A medical team at King Faisal Specialist Hospital and Research Centre in Riyadh succeeded in preforming a heart transplant to a 23-month-old infant. It is considered to be the youngest case of heart transplant ever in the history of the Kingdom in the past 30 years.

His Excellency Dr. Qasim Al Qasabi, Chief Executive Officer of King Faisal Specialist Hospital and Research Centre emphasized the success of a heart transplant operation to an infant of this age which reflects the high standards of medical, nursing and technical teams available at the hospital. It is simply the medical excellence that extends to an integrated system of specialist transplant programs; some of which are liver, kidney, lungs, stem cells, bones and pancreas.  

He pointed to the fact that the transplant programme requires high medical qualifications and strong infrastructure support along with advanced facilities and services. He indicated that the hospital was able to perform 5 heart transplant operations for children under the age of 14 years, which are known to be far more complex, compared to adult operations. The youngest case was for an eleven-year-old child among 30 heart transplant operations carried out in 2015.

Dr. Zuhair Al-Halees, senior cardiac consultant for pediatric and adults at King Faisal Specialist Hospital and Research Centre in Riyadh explained that the infant who underwent a heart transplant operation recently was suffering from heart failure since birth and his situation was deteriorating with no response to medications and that he reached an advanced stage that required immediate intervention to save his life. He added saying: “The medical team was facing a huge challenge in finding a brain-dead donor of the same age which is 23 months as such possibility is rare internationally because the number of brain-dead fatalities among children is usually due to traffic accidents or falling from high locations which is not common among children. He indicated that international studies showed, according to the International Heart and Lung Transplantation Society, 30%-50% of patients with heart failure die within the first five years, among them 50% of infants who do not receive a heart transplant will die within 2 years, further more their lives within these remaining years will be very difficult.

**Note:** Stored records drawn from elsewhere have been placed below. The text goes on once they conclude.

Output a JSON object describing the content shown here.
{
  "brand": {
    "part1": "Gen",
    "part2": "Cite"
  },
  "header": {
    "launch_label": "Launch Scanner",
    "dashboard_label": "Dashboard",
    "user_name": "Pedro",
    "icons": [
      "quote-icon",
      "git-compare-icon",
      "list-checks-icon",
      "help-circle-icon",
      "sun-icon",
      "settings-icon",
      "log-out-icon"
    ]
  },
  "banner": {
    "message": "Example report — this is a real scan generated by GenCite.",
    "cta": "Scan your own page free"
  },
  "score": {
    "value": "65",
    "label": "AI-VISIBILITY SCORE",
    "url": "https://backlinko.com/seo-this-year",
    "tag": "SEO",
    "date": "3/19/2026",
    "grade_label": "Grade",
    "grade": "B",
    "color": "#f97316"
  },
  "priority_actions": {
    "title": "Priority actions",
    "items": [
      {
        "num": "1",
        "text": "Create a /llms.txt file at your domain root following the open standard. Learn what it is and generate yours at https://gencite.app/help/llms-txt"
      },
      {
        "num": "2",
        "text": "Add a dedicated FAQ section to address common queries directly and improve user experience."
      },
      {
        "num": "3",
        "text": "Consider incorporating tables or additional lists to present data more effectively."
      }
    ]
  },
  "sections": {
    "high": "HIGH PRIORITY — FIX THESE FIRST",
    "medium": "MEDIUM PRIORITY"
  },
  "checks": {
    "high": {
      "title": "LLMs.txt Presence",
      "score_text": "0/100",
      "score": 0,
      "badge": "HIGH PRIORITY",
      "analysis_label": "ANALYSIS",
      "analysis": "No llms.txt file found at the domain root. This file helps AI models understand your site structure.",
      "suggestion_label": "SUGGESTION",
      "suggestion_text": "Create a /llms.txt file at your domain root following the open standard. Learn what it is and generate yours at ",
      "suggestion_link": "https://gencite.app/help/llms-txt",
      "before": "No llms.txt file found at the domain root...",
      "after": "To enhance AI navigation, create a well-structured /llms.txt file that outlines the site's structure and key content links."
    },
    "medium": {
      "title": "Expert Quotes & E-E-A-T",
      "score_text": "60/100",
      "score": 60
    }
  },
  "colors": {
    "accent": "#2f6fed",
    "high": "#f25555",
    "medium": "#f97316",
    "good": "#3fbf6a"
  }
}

Dr. Al-Halees assured that the infant’s condition is good and has actually left the hospital with a regular follow up routine. He congratulated his parents for the success of the operation and highlighted the great role of the Saudi Organ Transplant Centre in helping KFSH&RC to obtain the suitable organ and encouraged all members of society to contribute to organs donation to save the lives of patients’ with heart failure.

King Faisal Specialist Hospital and Research Centre in Riyadh has a heart transplantation programme since 1989 and the total numbers of heart transplants since its establishment has reached 239 transplantations till the end of 2015, 30 of which were done last year. The past ten years have witnessed the program’s highest number of operations with 181 transplants, making 75% of the total number of transplants. In addition, the program was able to raise the success rate of operations in the first year of transplants to 89%, which is higher than the average; when compared to about 250 heart centres in 45 countries including advanced heart centres in North America and some well-known European Centres under the International Heart and Lung Transplantation Society.